:: Data under study ::

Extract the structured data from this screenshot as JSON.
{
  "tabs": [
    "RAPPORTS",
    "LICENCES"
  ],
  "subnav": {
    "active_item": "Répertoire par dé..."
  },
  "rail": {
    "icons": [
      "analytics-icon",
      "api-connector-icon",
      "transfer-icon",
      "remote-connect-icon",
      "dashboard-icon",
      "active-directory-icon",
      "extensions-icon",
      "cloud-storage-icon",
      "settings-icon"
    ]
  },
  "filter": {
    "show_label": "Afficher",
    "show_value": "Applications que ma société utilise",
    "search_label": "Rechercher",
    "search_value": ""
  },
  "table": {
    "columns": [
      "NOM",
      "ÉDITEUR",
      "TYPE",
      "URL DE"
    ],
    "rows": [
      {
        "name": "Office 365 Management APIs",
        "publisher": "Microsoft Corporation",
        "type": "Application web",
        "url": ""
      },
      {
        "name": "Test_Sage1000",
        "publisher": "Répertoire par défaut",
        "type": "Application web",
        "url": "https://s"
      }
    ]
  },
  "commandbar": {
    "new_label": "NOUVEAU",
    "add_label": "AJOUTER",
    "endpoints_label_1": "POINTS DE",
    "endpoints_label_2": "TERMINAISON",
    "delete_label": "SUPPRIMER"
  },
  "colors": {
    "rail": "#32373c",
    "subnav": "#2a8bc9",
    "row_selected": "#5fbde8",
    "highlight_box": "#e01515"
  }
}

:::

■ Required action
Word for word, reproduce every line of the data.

■ Your response
Extract the structured data from this screenshot as JSON.
{
  "tabs": [
    "RAPPORTS",
    "LICENCES"
  ],
  "subnav": {
    "active_item": "Répertoire par dé..."
  },
  "rail": {
    "icons": [
      "analytics-icon",
      "api-connector-icon",
      "transfer-icon",
      "remote-connect-icon",
      "dashboard-icon",
      "active-directory-icon",
      "extensions-icon",
      "cloud-storage-icon",
      "settings-icon"
    ]
  },
  "filter": {
    "show_label": "Afficher",
    "show_value": "Applications que ma société utilise",
    "search_label": "Rechercher",
    "search_value": ""
  },
  "table": {
    "columns": [
      "NOM",
      "ÉDITEUR",
      "TYPE",
      "URL DE"
    ],
    "rows": [
      {
        "name": "Office 365 Management APIs",
        "publisher": "Microsoft Corporation",
        "type": "Application web",
        "url": ""
      },
      {
        "name": "Test_Sage1000",
        "publisher": "Répertoire par défaut",
        "type": "Application web",
        "url": "https://s"
      }
    ]
  },
  "commandbar": {
    "new_label": "NOUVEAU",
    "add_label": "AJOUTER",
    "endpoints_label_1": "POINTS DE",
    "endpoints_label_2": "TERMINAISON",
    "delete_label": "SUPPRIMER"
  },
  "colors": {
    "rail": "#32373c",
    "subnav": "#2a8bc9",
    "row_selected": "#5fbde8",
    "highlight_box": "#e01515"
  }
}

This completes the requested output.